___ Data to use ___

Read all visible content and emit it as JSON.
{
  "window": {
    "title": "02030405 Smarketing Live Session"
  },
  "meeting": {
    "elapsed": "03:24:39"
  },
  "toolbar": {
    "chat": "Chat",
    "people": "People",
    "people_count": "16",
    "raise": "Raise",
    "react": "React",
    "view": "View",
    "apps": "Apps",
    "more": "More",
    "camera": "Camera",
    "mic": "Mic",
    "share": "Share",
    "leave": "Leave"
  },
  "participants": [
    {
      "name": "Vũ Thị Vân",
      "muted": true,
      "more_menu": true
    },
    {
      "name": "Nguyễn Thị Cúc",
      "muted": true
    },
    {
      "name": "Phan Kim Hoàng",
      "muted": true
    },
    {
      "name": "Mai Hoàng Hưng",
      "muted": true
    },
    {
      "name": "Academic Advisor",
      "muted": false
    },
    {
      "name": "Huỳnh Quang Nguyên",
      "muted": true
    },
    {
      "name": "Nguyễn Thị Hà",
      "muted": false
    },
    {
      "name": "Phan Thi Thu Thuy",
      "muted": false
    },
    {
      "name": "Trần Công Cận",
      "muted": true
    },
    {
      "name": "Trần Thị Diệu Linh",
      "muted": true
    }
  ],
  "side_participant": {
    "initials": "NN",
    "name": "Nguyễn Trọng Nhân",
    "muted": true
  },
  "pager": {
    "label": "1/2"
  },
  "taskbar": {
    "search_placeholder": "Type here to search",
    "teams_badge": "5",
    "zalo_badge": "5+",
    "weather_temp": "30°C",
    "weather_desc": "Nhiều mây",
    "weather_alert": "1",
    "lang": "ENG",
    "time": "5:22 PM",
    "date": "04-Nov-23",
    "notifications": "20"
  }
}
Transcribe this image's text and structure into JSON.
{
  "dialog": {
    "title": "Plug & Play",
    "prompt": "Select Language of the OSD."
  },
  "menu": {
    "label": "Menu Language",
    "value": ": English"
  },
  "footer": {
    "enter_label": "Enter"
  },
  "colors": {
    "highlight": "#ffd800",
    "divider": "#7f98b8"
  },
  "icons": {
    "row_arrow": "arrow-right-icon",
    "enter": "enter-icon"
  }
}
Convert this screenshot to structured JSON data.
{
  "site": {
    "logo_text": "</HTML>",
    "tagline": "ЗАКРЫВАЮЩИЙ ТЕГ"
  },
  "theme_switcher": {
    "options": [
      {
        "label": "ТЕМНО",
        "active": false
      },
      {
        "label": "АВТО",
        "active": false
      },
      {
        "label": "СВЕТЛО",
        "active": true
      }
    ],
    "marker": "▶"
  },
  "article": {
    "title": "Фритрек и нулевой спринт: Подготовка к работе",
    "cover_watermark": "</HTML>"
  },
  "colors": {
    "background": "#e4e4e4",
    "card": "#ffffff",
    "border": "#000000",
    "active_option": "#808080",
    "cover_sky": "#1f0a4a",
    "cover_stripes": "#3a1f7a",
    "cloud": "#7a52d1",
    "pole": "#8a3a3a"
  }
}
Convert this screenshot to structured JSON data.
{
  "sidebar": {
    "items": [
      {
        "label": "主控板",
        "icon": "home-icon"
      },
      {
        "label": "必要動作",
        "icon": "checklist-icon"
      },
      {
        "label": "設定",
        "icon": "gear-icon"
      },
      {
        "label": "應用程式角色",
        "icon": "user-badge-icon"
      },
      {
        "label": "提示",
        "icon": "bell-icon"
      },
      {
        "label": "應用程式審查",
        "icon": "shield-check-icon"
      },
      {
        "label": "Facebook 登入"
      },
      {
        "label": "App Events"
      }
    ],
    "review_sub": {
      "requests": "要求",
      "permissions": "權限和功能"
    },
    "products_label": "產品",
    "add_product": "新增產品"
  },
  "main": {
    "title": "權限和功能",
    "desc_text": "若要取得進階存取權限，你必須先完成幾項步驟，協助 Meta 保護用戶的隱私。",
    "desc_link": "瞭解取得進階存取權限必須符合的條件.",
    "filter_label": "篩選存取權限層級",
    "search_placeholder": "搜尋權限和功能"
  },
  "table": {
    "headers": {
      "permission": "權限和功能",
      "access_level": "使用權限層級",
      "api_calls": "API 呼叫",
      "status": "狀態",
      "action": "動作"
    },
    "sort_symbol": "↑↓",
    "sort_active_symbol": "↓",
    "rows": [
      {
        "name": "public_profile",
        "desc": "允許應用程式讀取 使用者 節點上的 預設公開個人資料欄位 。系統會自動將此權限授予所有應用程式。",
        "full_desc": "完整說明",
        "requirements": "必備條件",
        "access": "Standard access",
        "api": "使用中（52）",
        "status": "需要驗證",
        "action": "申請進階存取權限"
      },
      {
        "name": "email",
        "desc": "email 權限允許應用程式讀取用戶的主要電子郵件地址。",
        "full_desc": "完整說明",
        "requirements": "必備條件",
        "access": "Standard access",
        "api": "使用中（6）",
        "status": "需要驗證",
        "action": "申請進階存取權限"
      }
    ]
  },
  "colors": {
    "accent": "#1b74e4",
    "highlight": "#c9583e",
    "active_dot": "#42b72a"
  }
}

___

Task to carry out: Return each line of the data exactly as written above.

Answer for this exercise:
Read all visible content and emit it as JSON.
{
  "window": {
    "title": "02030405 Smarketing Live Session"
  },
  "meeting": {
    "elapsed": "03:24:39"
  },
  "toolbar": {
    "chat": "Chat",
    "people": "People",
    "people_count": "16",
    "raise": "Raise",
    "react": "React",
    "view": "View",
    "apps": "Apps",
    "more": "More",
    "camera": "Camera",
    "mic": "Mic",
    "share": "Share",
    "leave": "Leave"
  },
  "participants": [
    {
      "name": "Vũ Thị Vân",
      "muted": true,
      "more_menu": true
    },
    {
      "name": "Nguyễn Thị Cúc",
      "muted": true
    },
    {
      "name": "Phan Kim Hoàng",
      "muted": true
    },
    {
      "name": "Mai Hoàng Hưng",
      "muted": true
    },
    {
      "name": "Academic Advisor",
      "muted": false
    },
    {
      "name": "Huỳnh Quang Nguyên",
      "muted": true
    },
    {
      "name": "Nguyễn Thị Hà",
      "muted": false
    },
    {
      "name": "Phan Thi Thu Thuy",
      "muted": false
    },
    {
      "name": "Trần Công Cận",
      "muted": true
    },
    {
      "name": "Trần Thị Diệu Linh",
      "muted": true
    }
  ],
  "side_participant": {
    "initials": "NN",
    "name": "Nguyễn Trọng Nhân",
    "muted": true
  },
  "pager": {
    "label": "1/2"
  },
  "taskbar": {
    "search_placeholder": "Type here to search",
    "teams_badge": "5",
    "zalo_badge": "5+",
    "weather_temp": "30°C",
    "weather_desc": "Nhiều mây",
    "weather_alert": "1",
    "lang": "ENG",
    "time": "5:22 PM",
    "date": "04-Nov-23",
    "notifications": "20"
  }
}
Transcribe this image's text and structure into JSON.
{
  "dialog": {
    "title": "Plug & Play",
    "prompt": "Select Language of the OSD."
  },
  "menu": {
    "label": "Menu Language",
    "value": ": English"
  },
  "footer": {
    "enter_label": "Enter"
  },
  "colors": {
    "highlight": "#ffd800",
    "divider": "#7f98b8"
  },
  "icons": {
    "row_arrow": "arrow-right-icon",
    "enter": "enter-icon"
  }
}
Convert this screenshot to structured JSON data.
{
  "site": {
    "logo_text": "</HTML>",
    "tagline": "ЗАКРЫВАЮЩИЙ ТЕГ"
  },
  "theme_switcher": {
    "options": [
      {
        "label": "ТЕМНО",
        "active": false
      },
      {
        "label": "АВТО",
        "active": false
      },
      {
        "label": "СВЕТЛО",
        "active": true
      }
    ],
    "marker": "▶"
  },
  "article": {
    "title": "Фритрек и нулевой спринт: Подготовка к работе",
    "cover_watermark": "</HTML>"
  },
  "colors": {
    "background": "#e4e4e4",
    "card": "#ffffff",
    "border": "#000000",
    "active_option": "#808080",
    "cover_sky": "#1f0a4a",
    "cover_stripes": "#3a1f7a",
    "cloud": "#7a52d1",
    "pole": "#8a3a3a"
  }
}
Convert this screenshot to structured JSON data.
{
  "sidebar": {
    "items": [
      {
        "label": "主控板",
        "icon": "home-icon"
      },
      {
        "label": "必要動作",
        "icon": "checklist-icon"
      },
      {
        "label": "設定",
        "icon": "gear-icon"
      },
      {
        "label": "應用程式角色",
        "icon": "user-badge-icon"
      },
      {
        "label": "提示",
        "icon": "bell-icon"
      },
      {
        "label": "應用程式審查",
        "icon": "shield-check-icon"
      },
      {
        "label": "Facebook 登入"
      },
      {
        "label": "App Events"
      }
    ],
    "review_sub": {
      "requests": "要求",
      "permissions": "權限和功能"
    },
    "products_label": "產品",
    "add_product": "新增產品"
  },
  "main": {
    "title": "權限和功能",
    "desc_text": "若要取得進階存取權限，你必須先完成幾項步驟，協助 Meta 保護用戶的隱私。",
    "desc_link": "瞭解取得進階存取權限必須符合的條件.",
    "filter_label": "篩選存取權限層級",
    "search_placeholder": "搜尋權限和功能"
  },
  "table": {
    "headers": {
      "permission": "權限和功能",
      "access_level": "使用權限層級",
      "api_calls": "API 呼叫",
      "status": "狀態",
      "action": "動作"
    },
    "sort_symbol": "↑↓",
    "sort_active_symbol": "↓",
    "rows": [
      {
        "name": "public_profile",
        "desc": "允許應用程式讀取 使用者 節點上的 預設公開個人資料欄位 。系統會自動將此權限授予所有應用程式。",
        "full_desc": "完整說明",
        "requirements": "必備條件",
        "access": "Standard access",
        "api": "使用中（52）",
        "status": "需要驗證",
        "action": "申請進階存取權限"
      },
      {
        "name": "email",
        "desc": "email 權限允許應用程式讀取用戶的主要電子郵件地址。",
        "full_desc": "完整說明",
        "requirements": "必備條件",
        "access": "Standard access",
        "api": "使用中（6）",
        "status": "需要驗證",
        "action": "申請進階存取權限"
      }
    ]
  },
  "colors": {
    "accent": "#1b74e4",
    "highlight": "#c9583e",
    "active_dot": "#42b72a"
  }
}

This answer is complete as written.